Rory MacLean meets Felix Gephart
‘I believe we should value change in both the artist and the viewer,’ Felix Gephart told me when we met in his lofty Berlin apartment. ‘As long as the artist keeps trying something new, I believe he is on a good path.’
Gephart is in no danger of painting himself into a corner. The 35-year-old, Berlin-based artist is reluctant even to label himself. Figurative artist? Gifted draftsman? Satirical illustrator? Passionate painter? Graffiti writer?
‘It did all begin with writing,’ he said with a laugh. ‘In Bochum where I grew up my older brother used to go out and do graffiti. At the age of twelve I said to him, “Mum won’t like that. I’m going to tell her.” So to shut me up he took me along with him, and it was such a thrill. A month later I visited a friend in Berlin, and painted on the Wall. In 1989 when it came down people started selling fragments of it, with my painting on some of the pieces.’
‘I was never a graffiti bomber. I was more of a Hall of Fame writer, learning tricks from older artists, putting my images on walls and buildings. The sheer scale of the work affected me, making a place my own, driving me to want to create more, to do better.’ Gephart, who has blue eyes, short blond hair and a solid, muscular frame, laughed again and added, ‘But I should stop talking. If I was any good with words I’d have become an author. Let me just show you my pictures.’

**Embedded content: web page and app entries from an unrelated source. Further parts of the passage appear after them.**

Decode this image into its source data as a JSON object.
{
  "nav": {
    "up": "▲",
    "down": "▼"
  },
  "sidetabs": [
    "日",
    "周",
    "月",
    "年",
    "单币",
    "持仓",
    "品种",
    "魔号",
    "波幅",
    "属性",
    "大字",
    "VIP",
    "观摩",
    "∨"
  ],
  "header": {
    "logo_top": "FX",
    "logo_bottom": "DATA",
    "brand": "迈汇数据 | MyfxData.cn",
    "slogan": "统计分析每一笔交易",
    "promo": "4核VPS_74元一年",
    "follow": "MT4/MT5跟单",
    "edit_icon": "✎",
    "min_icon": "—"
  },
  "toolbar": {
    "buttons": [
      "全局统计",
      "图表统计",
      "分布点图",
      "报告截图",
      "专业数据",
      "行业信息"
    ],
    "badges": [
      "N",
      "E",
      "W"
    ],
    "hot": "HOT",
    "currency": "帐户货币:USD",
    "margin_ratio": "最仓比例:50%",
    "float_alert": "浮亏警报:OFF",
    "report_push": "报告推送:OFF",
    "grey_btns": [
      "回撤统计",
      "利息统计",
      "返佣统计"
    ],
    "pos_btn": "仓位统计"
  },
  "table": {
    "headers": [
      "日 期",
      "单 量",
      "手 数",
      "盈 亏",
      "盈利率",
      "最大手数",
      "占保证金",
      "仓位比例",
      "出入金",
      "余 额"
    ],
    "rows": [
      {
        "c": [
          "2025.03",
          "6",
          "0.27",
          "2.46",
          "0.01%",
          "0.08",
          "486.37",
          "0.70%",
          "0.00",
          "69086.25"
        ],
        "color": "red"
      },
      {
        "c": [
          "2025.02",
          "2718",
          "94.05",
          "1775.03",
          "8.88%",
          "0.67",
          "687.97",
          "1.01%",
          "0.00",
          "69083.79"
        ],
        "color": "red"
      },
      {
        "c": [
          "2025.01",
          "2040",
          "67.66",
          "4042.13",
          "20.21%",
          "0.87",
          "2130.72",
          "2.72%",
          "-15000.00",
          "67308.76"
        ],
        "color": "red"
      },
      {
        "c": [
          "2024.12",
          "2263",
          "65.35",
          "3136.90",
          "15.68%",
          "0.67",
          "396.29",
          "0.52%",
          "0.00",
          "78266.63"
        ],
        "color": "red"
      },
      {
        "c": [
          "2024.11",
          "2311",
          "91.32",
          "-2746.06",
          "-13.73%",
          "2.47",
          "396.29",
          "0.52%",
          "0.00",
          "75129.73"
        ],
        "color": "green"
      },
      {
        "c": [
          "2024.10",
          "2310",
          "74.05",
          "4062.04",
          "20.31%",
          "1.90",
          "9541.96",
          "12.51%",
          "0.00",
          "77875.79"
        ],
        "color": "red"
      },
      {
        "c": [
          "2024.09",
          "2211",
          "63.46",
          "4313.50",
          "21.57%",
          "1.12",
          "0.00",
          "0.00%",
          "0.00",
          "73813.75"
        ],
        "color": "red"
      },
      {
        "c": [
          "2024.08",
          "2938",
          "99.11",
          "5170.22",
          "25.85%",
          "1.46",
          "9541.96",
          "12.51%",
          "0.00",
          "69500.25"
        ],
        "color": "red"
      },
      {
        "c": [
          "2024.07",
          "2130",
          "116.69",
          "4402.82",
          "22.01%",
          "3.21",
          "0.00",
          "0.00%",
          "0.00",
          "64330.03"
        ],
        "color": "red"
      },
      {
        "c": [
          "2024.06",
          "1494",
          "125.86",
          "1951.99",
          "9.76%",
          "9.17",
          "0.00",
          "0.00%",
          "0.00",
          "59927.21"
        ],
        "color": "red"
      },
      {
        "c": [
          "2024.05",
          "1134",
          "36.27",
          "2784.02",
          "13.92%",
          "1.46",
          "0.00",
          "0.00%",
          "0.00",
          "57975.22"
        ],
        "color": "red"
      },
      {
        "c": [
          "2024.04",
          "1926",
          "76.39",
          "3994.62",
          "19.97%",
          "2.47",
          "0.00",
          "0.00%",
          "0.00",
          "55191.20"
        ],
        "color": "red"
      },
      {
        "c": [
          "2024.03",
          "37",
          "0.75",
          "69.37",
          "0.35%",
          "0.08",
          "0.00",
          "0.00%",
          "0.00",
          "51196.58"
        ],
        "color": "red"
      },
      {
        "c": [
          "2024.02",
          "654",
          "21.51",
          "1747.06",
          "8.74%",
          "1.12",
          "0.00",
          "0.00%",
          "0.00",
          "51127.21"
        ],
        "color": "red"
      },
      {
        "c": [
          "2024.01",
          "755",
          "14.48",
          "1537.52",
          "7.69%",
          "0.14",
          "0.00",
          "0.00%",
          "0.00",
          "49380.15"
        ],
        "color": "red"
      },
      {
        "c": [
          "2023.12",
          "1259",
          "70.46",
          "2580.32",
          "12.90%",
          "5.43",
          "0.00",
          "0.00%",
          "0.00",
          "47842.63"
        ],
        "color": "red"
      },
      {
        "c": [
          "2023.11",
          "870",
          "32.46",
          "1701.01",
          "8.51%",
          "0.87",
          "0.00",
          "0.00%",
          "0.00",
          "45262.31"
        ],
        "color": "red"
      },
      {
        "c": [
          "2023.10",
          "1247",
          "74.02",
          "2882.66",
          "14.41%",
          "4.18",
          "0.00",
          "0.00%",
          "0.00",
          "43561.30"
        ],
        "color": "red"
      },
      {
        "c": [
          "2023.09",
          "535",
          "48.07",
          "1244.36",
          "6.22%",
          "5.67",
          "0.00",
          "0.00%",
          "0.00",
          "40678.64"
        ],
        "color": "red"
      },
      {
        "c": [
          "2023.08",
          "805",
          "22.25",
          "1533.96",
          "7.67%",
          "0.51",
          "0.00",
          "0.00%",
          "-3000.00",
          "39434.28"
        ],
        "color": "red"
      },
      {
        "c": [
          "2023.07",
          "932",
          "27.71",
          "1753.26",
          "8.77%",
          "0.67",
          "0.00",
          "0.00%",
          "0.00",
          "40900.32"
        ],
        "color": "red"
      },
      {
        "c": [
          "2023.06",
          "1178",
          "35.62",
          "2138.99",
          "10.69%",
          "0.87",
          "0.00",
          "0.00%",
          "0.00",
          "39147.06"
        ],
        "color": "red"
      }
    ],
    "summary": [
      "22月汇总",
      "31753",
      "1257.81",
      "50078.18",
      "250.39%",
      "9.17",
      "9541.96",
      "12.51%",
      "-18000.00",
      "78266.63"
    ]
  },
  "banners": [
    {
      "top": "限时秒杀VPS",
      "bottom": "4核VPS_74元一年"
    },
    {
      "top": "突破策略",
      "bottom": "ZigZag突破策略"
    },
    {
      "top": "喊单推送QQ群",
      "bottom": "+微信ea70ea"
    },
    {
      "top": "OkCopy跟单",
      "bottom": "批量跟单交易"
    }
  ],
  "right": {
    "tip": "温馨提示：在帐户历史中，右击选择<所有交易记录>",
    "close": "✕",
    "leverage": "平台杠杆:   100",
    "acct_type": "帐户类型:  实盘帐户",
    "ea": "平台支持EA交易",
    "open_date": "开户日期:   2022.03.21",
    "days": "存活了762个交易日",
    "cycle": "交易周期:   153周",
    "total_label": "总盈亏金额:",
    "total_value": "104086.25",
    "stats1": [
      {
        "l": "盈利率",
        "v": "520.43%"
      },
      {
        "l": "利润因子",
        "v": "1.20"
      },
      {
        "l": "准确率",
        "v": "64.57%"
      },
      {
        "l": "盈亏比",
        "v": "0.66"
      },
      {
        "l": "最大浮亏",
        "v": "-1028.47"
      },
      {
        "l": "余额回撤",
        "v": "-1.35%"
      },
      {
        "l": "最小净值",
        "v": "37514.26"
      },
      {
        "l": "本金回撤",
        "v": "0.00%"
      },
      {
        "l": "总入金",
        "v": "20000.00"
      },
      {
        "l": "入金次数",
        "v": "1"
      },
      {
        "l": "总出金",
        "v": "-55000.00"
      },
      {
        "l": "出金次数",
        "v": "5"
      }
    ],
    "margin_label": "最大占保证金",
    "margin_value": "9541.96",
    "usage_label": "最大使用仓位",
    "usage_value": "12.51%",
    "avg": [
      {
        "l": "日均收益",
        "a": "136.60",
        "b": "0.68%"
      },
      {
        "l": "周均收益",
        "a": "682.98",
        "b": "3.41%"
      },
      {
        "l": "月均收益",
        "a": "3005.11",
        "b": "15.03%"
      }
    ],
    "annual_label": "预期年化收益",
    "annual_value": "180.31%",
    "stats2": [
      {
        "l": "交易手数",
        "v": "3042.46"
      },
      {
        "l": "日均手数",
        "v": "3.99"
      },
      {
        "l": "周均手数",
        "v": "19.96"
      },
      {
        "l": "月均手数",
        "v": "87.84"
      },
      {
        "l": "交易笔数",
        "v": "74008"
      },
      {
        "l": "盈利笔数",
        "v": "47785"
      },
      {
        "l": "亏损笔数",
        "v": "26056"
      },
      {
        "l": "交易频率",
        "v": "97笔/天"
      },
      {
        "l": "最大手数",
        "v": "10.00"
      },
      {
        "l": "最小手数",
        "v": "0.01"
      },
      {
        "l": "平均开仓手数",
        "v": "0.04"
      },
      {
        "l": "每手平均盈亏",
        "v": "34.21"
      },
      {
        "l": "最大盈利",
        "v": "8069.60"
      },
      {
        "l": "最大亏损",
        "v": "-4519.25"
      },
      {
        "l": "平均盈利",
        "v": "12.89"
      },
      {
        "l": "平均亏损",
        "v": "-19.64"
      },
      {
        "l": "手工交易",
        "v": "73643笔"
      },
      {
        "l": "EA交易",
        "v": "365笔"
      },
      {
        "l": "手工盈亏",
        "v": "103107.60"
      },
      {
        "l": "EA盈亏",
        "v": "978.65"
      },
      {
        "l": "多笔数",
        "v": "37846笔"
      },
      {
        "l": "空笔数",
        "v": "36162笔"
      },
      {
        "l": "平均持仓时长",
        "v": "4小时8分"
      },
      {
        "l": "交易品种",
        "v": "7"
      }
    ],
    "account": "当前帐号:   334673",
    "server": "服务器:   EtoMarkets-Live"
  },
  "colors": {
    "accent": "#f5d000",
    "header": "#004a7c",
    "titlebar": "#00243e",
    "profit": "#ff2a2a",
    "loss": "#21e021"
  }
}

After a spell toying with sociology, Gephart studied graphic design at Dortmund’s School of Applied Sciences. His graduation piece – 18 large drawings illustrating Bret Easton Ellis’ psychological thriller American Psycho – was powerful enough to win him a Fulbright Scholarship and place at the School of Visual Arts in New York.
‘When I read a text that inspires me, it takes me right into a picture,’ he explained as we leafed through his startling Old Master-like American Psycho images: a young woman as a giant ant at the dinner table, a mutilated dog with sexy blonde hair, rivals discussing consumerism and branding – their bodies made up of the words Aiwa and Sansui. ‘I don’t want to replicate a story. That would be too tedious. Instead I try to reinvent it.’
Gephart had been drawn to the States by the quality of American illustrators. ‘I thought there must be a source, an education behind this amazing work.’ Once in New York he turned away from his familiar Rapidiograph technical pen, as he had moved on from graffiti lettering in Germany. At the School of Visual Arts he produced Room 101, six haunting images of surveillance cameras, institutional cruelty and Doublespeak drawn from Orwell’s 1984. Created with fine Chinese and Japanese brushes, his paintings were bound into a book, along with Orwell’s text and a single, shocking photograph of an abused detainee at Abu Ghraib prison. This exceptional book – of which there is only a single copy – suggests parallels between Orwell’s Oceania and fearful, post 9/11 America.
‘I don’t think one should be proud of a country. I’m uneasy with that,’ he said, shaking his head. ‘Pride in your work, pride in friends; that I can understand. But pride in a nation, in nationalism? No.’
In New York Gephart reinvented himself yet again by producing three big colour gouaches based on Luc Sante’s Low Life. His copy of the book, a vivid account of the city in the 1890s, was covered with hundreds of margin notes.
‘With Low Life I tried to see if I could tell a story in a painterly way, without using graphic techniques or outlines. I worked on the first gouache for more than a month, then threw it out. But through trial and error I finally got it. One has to try different methods when one is young, and hope that they all may come together in the end.’
Now back in Berlin Gephart has just completed half-a-year’s work illustrating the anti-war novel, Johnny Got His Gun, to be published by Onkel & Onkel this summer. Once again his dark, tragic humour images – of munitions factory women polishing and watering artillery shells, of the wounded protagonist dreaming as both his legs and arms are amputated – both shocked and intrigued me. I couldn’t take my eyes off them yet at the same time I wanted to look away.
‘Johnny Got His Gun is a very important subject for me,’ he said. ‘It suits my work well.’
Gephart – driven to push himself yet again into new areas of self-expression – also plans to try his hand at oil painting. ‘I’ve saved a little money and I want to work on a big series,’ he said. ‘I won’t turn down any illustration jobs (his graphics have appeared in Die Zeit, Cicero, Die TAZ, Esquire, Playboy and other periodicals) but I won’t go hunting for them. I’m going to take the time to explore oil painting. Who knows if it’ll work or not, but I have to try.’
In the bookcases around him were thick volumes on Dürer, H.G. Rauch, Saul Steinberg, Roland Searle and dozens of other artists. Hip hop music thumped from the stereo. His t-shirt read A Man of Simple Choices.
‘You know, some young artists complain that times are hard, that their work isn’t appreciated,’ he said. ‘But I think this is a very interesting time to be an artist. We can paint any subject we choose. We don’t have to please princes or rich patrons. And because of the internet our work can be seen around the world.’
Copyright for all pictures: Felix Gephart